*** Data for the task Section Begins ***
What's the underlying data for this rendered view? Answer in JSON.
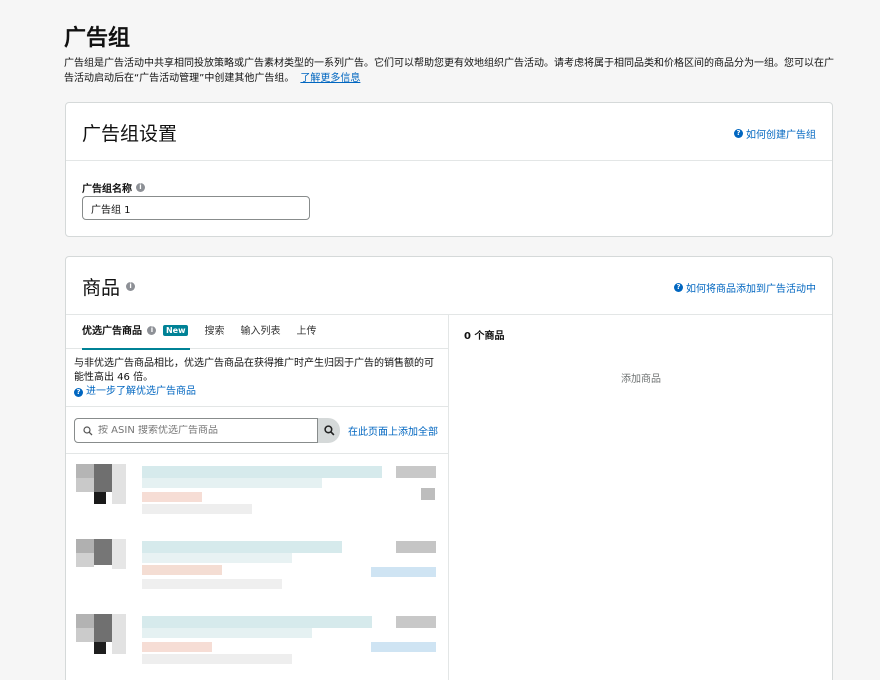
{
  "page": {
    "title": "广告组",
    "intro": "广告组是广告活动中共享相同投放策略或广告素材类型的一系列广告。它们可以帮助您更有效地组织广告活动。请考虑将属于相同品类和价格区间的商品分为一组。您可以在广告活动启动后在“广告活动管理”中创建其他广告组。",
    "learn_more": "了解更多信息"
  },
  "settings": {
    "title": "广告组设置",
    "help_link": "如何创建广告组",
    "name_label": "广告组名称",
    "name_value": "广告组 1"
  },
  "products": {
    "title": "商品",
    "help_link": "如何将商品添加到广告活动中",
    "tabs": [
      "优选广告商品",
      "搜索",
      "输入列表",
      "上传"
    ],
    "new_badge": "New",
    "promo_text": "与非优选广告商品相比，优选广告商品在获得推广时产生归因于广告的销售额的可能性高出 46 倍。",
    "promo_link": "进一步了解优选广告商品",
    "search_placeholder": "按 ASIN 搜索优选广告商品",
    "add_all": "在此页面上添加全部",
    "selected_count": "0 个商品",
    "empty_text": "添加商品"
  },
  "icons": {
    "help": "question-circle-icon",
    "info": "info-icon",
    "search": "search-icon"
  },
  "colors": {
    "link": "#0066c0",
    "accent_teal": "#008296"
  }
}
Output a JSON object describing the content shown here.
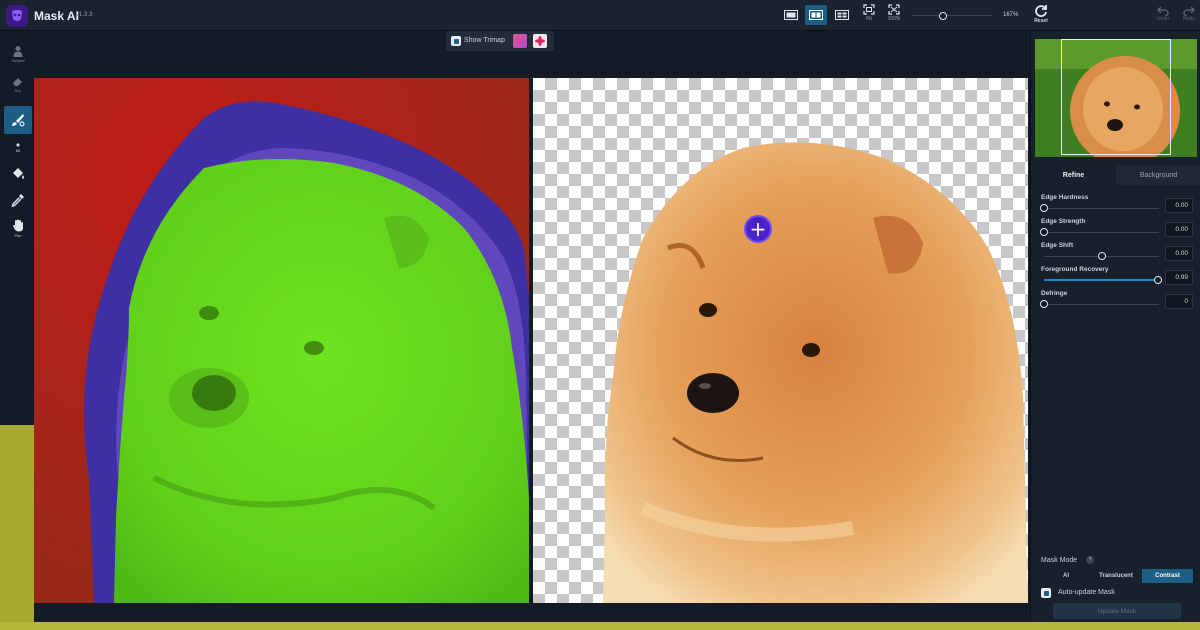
{
  "app": {
    "title": "Mask AI",
    "version": "v1.3.3"
  },
  "toolbar": {
    "view_buttons": [
      "single-view-icon",
      "split-view-icon",
      "side-by-side-view-icon"
    ],
    "active_view": 1,
    "fit_label": "Fit",
    "full_label": "100%",
    "zoom_value": "167%",
    "reset_label": "Reset",
    "undo_label": "Undo",
    "redo_label": "Redo"
  },
  "left_tools": [
    {
      "name": "subject",
      "label": "Subject",
      "icon": "person-icon"
    },
    {
      "name": "sky",
      "label": "Sky",
      "icon": "eraser-icon"
    },
    {
      "name": "brush",
      "label": "",
      "icon": "brush-icon",
      "active": true
    },
    {
      "name": "size",
      "label": "60",
      "icon": "dot-icon"
    },
    {
      "name": "fill",
      "label": "",
      "icon": "bucket-icon"
    },
    {
      "name": "eyedropper",
      "label": "",
      "icon": "eyedropper-icon"
    },
    {
      "name": "pan",
      "label": "Pan",
      "icon": "hand-icon"
    }
  ],
  "trimap": {
    "label": "Show Trimap",
    "checked": true
  },
  "right_panel": {
    "tabs": {
      "refine": "Refine",
      "background": "Background"
    },
    "sliders": [
      {
        "label": "Edge Hardness",
        "value": "0.00",
        "level": 0.0
      },
      {
        "label": "Edge Strength",
        "value": "0.00",
        "level": 0.0
      },
      {
        "label": "Edge Shift",
        "value": "0.00",
        "level": 0.5
      },
      {
        "label": "Foreground Recovery",
        "value": "0.99",
        "level": 0.99
      },
      {
        "label": "Defringe",
        "value": "0",
        "level": 0.0
      }
    ],
    "mask_mode": {
      "title": "Mask Mode",
      "help": "?",
      "options": [
        "AI",
        "Translucent",
        "Contrast"
      ],
      "selected": "Contrast"
    },
    "auto_update": {
      "label": "Auto-update Mask",
      "checked": true
    },
    "update_button": "Update Mask"
  },
  "colors": {
    "accent": "#1d5e86",
    "trimap_foreground": "#6edc1e",
    "trimap_edge": "#4b3ab4",
    "trimap_background": "#b01818",
    "cursor": "#4a22c8"
  }
}
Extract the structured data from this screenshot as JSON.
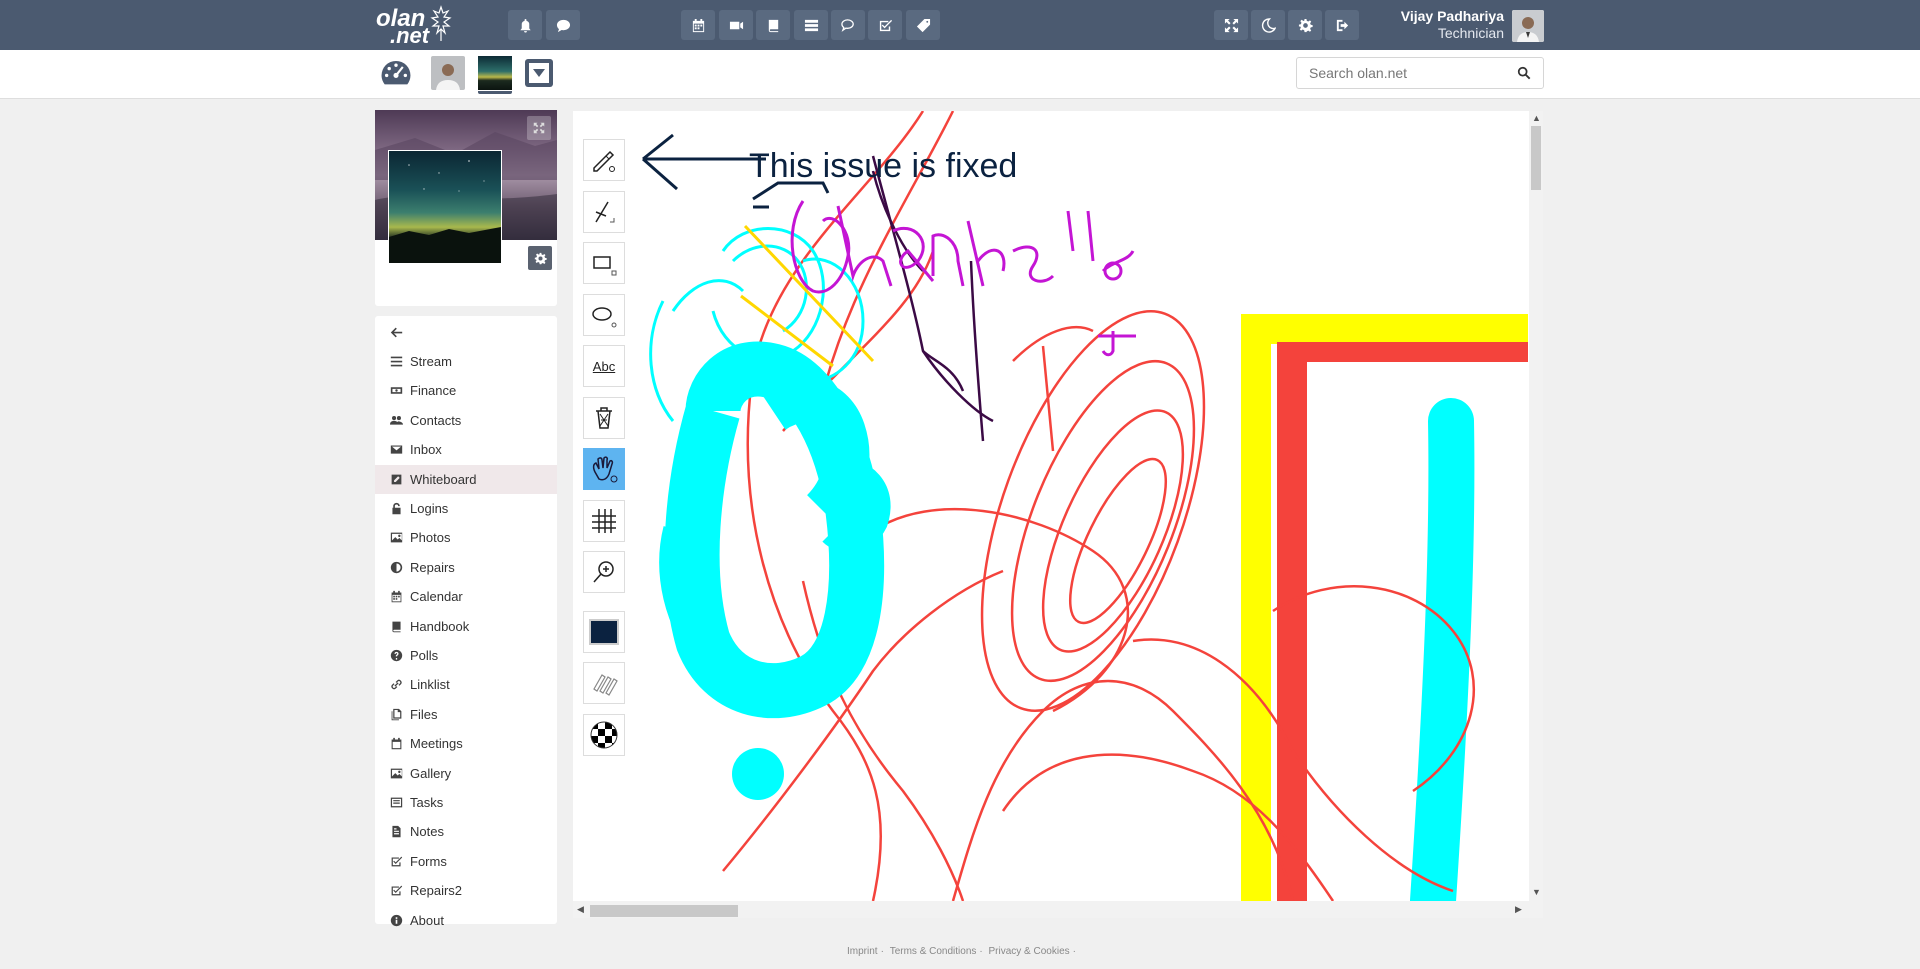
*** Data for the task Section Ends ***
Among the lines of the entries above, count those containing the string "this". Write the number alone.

◆ Final answer ◆
2